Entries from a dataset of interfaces
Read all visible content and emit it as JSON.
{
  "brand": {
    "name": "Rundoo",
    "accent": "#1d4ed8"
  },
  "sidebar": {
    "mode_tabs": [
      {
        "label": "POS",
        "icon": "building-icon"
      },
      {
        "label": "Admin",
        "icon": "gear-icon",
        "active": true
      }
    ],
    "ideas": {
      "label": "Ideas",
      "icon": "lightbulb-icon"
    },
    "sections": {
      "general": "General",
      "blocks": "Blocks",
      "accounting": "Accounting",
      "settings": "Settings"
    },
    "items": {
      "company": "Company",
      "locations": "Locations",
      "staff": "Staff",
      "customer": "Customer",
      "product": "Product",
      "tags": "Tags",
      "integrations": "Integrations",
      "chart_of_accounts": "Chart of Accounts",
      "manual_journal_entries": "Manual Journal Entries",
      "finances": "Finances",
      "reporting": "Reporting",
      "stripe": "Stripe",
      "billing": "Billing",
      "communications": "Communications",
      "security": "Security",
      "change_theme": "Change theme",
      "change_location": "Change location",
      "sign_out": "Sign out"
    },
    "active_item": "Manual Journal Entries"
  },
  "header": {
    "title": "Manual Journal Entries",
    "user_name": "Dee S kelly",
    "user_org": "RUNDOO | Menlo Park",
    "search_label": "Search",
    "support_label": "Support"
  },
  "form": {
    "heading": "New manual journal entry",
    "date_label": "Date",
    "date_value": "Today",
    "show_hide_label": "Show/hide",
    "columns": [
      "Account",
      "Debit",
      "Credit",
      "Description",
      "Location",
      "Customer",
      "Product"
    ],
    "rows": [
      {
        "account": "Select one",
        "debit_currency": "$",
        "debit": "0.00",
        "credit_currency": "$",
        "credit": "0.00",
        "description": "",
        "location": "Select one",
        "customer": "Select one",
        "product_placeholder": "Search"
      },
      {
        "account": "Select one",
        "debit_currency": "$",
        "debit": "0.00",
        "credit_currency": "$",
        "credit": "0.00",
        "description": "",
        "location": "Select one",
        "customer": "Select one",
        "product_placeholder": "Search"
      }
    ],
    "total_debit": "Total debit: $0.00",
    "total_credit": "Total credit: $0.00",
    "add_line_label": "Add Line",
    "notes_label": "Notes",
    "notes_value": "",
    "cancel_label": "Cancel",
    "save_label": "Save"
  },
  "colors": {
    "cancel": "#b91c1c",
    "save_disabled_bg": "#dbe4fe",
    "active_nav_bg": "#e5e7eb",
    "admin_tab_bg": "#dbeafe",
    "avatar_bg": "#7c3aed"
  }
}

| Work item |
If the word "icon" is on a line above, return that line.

| Output of the exercise |
        "icon": "building-icon"
        "icon": "gear-icon",
      "icon": "lightbulb-icon"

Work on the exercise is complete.